‘The most dramatic retirement and end of the school year yet!’

By Megan Erbacher
The Message assistant editor

After years of being a fan of ABC’s reality dating show, The Bachelor, Sheri Eberhard never imagined her retirement would include a version of the hit show’s final rose ceremony.

Sheri Eberhard holds red roses, cards and gifts she received May 6 from colleagues during a vehicle parade to celebrate her retirement. Photo special to The Message

Just hours after discovering a large, colorful sign in her front yard on May 6 congratulating her on retirement, the first-grade teacher from St. John the Baptist Catholic School in Newburgh was surprised again when a caravan of more than 40 vehicles drove by her home. As each vehicle paused in front of Eberhard’s house, she was handed a long-stem red rose to celebrate her very own final rose ceremony.

After 40 years of teaching for the Catholic Diocese of Evansville, 31 of those years at St. John in Newburgh, Eberhard will retire at the end of the 2019-2020 school year.

The parade was led by flashing lights and a quick siren from a police officer, followed by faculty and staff vehicles decorated with posters, balloons and well-wishes to Eberhard. A window of one van read: ‘Welcome to the rose ceremony!’ While a vehicle behind it sported another often-used line from The Bachelor: “The most dramatic retirement and end of the school year yet!”

“The rose ceremony was hilarious,” Eberhard said. “I have to admit (The Bachelor) is a topic of conversation on Tuesdays at our lunch table. … It’s hard for me to think that we won’t be having those discussions anymore at school, but I guess that’s what texting is for.”

When someone retires, St. John Newburgh Principal Elizabeth Flatt said the celebration typically consists of taking the person out to dinner; but the COVID-19 outbreak prevented that. So, Flatt said they had to think of a special way to send Eberhard off into retirement.

Since the coronavirus pandemic caused schools to close to in-person instruction, St. John Newburgh educators have participated in weekly virtual Zoom meetings.

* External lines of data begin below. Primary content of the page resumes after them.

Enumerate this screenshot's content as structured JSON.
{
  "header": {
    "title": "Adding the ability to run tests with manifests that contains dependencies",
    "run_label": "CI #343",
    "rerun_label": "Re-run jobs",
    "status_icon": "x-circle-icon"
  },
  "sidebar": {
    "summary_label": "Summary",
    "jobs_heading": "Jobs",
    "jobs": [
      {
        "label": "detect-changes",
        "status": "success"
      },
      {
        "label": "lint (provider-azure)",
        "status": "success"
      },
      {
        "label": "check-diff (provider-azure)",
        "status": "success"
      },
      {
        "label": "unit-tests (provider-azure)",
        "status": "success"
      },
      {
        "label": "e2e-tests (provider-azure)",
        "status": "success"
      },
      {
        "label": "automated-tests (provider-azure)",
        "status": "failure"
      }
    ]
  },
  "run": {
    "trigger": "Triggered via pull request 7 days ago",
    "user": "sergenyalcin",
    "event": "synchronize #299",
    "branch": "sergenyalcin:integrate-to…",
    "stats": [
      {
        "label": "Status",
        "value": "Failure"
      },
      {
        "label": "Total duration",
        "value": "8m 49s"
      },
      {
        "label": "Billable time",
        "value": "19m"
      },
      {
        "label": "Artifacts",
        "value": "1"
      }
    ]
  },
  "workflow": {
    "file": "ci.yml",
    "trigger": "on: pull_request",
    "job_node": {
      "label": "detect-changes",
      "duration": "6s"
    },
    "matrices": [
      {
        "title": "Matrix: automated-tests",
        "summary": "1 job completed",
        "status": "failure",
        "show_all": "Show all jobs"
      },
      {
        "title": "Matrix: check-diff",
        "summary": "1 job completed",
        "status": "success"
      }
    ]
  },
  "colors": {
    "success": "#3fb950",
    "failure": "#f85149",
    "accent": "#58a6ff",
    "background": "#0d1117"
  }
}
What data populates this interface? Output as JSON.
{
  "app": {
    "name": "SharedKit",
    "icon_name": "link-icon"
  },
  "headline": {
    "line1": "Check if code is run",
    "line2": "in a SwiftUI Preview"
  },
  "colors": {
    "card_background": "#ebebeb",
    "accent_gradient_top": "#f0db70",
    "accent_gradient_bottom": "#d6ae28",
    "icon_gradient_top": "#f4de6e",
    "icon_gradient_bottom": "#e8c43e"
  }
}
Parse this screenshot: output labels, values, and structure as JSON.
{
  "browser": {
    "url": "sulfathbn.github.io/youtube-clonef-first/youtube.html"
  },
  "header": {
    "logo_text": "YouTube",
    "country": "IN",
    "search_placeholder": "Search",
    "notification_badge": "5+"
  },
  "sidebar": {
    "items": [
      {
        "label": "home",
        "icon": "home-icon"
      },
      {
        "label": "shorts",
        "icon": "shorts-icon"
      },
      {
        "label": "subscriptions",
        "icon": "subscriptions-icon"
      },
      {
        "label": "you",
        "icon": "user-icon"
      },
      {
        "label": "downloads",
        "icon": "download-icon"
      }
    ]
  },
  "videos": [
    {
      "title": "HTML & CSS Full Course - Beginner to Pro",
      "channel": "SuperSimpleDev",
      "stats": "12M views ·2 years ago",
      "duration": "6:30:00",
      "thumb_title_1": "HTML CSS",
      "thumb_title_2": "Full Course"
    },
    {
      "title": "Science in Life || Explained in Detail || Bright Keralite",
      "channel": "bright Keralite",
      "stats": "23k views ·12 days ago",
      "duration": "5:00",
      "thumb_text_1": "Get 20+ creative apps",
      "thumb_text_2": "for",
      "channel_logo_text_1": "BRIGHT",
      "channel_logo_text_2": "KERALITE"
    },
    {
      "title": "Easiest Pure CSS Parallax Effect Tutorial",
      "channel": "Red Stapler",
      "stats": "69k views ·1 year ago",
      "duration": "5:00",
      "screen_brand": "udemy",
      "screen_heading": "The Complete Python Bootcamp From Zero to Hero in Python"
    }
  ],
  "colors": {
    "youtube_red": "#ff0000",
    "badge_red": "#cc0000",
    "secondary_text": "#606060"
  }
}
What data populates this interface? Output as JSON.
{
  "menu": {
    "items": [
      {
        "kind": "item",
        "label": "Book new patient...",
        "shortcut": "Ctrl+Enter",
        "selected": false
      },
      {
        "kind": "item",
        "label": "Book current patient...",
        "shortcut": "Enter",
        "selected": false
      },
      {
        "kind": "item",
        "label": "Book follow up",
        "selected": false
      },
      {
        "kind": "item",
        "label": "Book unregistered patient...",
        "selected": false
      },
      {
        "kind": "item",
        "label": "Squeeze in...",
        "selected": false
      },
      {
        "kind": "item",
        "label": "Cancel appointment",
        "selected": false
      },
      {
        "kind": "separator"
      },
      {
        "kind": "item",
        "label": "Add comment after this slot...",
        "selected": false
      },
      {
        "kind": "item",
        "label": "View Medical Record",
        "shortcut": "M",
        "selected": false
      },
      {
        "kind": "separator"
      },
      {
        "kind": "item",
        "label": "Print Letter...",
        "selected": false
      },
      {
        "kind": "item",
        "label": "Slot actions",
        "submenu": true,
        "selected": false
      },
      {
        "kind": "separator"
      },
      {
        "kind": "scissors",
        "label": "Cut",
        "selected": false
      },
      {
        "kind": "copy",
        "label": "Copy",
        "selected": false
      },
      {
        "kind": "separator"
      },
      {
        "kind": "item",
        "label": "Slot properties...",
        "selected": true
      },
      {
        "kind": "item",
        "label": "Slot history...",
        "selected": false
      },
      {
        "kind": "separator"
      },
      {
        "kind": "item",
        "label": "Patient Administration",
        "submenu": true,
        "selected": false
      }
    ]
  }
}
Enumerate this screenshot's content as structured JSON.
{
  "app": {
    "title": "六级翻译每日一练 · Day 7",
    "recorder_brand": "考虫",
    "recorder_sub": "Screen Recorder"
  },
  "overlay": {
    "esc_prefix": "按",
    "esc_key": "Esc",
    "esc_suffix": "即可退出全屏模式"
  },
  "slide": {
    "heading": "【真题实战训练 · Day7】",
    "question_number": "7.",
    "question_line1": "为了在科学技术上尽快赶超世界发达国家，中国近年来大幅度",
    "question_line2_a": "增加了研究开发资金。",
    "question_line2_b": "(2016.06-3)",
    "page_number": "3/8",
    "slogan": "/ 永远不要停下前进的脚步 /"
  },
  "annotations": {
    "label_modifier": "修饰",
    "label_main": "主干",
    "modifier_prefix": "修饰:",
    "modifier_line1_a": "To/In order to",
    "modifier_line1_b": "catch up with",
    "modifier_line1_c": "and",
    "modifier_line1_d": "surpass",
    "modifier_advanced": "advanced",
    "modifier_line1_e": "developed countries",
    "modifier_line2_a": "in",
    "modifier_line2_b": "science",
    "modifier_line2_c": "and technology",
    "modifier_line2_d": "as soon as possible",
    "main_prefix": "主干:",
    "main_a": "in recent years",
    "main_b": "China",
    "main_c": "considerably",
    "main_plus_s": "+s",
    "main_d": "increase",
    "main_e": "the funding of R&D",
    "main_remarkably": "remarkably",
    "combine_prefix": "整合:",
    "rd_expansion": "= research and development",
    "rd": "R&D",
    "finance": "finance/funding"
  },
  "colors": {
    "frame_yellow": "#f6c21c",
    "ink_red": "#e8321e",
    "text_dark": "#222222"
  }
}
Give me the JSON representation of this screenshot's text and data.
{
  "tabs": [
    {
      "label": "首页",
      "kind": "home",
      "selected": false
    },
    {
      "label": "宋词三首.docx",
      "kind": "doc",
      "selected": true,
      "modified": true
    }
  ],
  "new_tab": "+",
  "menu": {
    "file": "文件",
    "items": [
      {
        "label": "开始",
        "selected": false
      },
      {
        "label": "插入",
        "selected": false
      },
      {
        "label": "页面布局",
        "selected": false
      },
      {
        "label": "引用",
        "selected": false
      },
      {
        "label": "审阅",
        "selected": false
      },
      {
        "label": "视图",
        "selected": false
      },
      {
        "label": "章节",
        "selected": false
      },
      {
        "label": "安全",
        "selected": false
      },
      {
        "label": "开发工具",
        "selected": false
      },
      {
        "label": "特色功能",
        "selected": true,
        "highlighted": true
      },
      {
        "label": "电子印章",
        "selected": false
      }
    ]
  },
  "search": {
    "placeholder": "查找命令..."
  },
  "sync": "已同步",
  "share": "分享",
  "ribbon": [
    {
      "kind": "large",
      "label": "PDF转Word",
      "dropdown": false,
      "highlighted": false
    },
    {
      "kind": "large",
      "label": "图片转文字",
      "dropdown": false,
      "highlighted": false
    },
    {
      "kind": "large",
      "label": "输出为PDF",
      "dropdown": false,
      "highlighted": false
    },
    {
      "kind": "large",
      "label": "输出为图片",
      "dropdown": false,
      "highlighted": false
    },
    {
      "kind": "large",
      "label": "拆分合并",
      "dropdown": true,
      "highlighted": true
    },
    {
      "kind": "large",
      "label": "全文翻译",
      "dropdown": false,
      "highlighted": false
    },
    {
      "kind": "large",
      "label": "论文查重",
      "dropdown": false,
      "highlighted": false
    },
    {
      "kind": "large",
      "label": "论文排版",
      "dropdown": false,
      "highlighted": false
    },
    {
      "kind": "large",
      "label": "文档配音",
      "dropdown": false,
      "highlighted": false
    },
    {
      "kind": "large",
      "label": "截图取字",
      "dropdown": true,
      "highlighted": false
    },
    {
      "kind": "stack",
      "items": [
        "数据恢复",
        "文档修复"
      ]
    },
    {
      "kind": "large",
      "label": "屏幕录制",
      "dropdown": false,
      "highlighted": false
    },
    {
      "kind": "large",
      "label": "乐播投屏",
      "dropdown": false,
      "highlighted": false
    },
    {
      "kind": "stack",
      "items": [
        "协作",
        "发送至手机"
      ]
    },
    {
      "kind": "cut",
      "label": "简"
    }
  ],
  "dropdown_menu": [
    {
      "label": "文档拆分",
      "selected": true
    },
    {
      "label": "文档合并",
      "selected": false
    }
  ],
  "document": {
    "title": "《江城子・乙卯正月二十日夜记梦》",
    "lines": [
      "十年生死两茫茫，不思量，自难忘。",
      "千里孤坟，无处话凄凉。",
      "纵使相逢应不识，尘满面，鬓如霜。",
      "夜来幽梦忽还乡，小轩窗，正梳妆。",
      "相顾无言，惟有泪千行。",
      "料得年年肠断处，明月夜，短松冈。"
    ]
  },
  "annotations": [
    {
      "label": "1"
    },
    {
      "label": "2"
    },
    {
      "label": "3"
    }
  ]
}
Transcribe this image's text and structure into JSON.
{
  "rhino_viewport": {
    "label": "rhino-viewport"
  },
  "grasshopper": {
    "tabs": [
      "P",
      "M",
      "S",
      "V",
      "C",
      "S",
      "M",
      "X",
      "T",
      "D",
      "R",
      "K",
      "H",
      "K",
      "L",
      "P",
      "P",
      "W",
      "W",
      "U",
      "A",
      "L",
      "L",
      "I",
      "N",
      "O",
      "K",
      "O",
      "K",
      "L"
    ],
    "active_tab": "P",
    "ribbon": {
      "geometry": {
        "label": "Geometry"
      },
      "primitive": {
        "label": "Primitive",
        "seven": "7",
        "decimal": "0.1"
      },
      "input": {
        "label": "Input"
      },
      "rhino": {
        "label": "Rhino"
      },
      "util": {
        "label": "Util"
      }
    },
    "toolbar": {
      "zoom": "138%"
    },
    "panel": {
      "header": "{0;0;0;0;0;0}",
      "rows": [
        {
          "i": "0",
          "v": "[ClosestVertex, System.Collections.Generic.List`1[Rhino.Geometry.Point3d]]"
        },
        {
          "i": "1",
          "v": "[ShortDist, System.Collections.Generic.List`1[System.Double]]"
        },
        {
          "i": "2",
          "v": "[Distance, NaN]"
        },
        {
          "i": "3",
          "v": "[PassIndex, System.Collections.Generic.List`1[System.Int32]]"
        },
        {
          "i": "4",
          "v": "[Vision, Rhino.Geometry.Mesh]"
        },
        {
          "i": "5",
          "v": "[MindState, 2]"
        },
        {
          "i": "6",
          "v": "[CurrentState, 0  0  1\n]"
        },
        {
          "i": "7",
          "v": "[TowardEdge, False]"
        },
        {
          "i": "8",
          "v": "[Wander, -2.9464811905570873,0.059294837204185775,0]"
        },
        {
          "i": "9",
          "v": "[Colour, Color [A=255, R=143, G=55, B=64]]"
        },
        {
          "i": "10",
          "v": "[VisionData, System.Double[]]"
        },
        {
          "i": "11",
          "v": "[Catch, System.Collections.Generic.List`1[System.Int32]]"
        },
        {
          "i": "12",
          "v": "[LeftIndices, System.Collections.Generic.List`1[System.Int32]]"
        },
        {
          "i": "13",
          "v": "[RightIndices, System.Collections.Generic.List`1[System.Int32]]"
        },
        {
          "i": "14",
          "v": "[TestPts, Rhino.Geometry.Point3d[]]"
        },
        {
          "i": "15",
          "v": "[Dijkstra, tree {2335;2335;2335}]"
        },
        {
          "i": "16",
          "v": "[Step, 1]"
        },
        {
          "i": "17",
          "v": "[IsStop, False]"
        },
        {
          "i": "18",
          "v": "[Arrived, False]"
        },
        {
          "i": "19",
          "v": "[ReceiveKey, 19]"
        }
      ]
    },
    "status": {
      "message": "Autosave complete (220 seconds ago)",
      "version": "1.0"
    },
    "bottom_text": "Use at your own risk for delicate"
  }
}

On May 6, Eberhard was surprised to login and realize it was just her and Flatt on the video meeting. Eberhard admitted she’s never been the first to join the virtual meeting, so she was confused. On top of that, Flatt’s volume wasn’t immediately working, so Eberhard attempted to read her lips.

First-grade teacher Sheri Eberhard, front row center, holds 40 long-stem red roses she received from her colleagues as a final rose ceremony, a spoof of ABC’s The Bachelor, to celebrate her retirement after a 40-year teaching career. With her is daughter Courtney Gaylord, front row left, and daughter Ashley Beck, son Bryan Eberhard, back row left, and husband Thomas Eberhard. Photo Special to The Message

“Finally, Flatt said, ‘the faculty meeting is canceled, come out to your front lawn,’” Eberhard recalled. “I was in disbelief as I walked out to the flashing lights of the police car and all of the decorated cars and vans for as long as I could see, and I was so overwhelmed.”

Flatt also included ‘Eberhard Pizza Night’ into the celebration. To incorporate that tradition and recognize other faculty and staff for Teacher Appreciation Week, Flatt not only provided pizza for the Eberhard family but also handed a pizza to each vehicle driving through the parade.

Eberhard said the retirement parade was a “fun reunion atmosphere.”

“I just love, love, love my coworkers,” she said. “We truly are family.”

Flatt called Eberhard a “rock star teacher” who deserves all the recognition. Flatt said Eberhard is a leader among staff and her presence will be missed.

“It’s a bittersweet way to be done,” Flatt said. “She is the epitome of an amazing teacher. She has a tremendous dedication to her students and does whatever it takes to make them feel loved and successful in class. She goes above and beyond daily.”

Eberhard loves the connections she’s made with all of her students, parents and colleagues over the years.

“It’s always been my philosophy to try and build a rapport with each student and I’m going to miss that. … Once you’re in my class, you’re always one of my kids no matter how old you are.”

Like many people whose plans have been disrupted by COVID-19, Eberhard’s 40th and final year of teaching is much different than she had imagined.

“Everybody’s lives have been disrupted in ways they did not plan, so I share those emotions,” she said. “I’m very disappointed I didn’t get to savor my last few weeks with the kids. That’s the biggest thing, I wanted to savor those last few days, and I’m not going to get to do that.”

Sheri Eberhard will retire at the end of the school year after teaching for the diocese for 40 years. Photo Special to The Message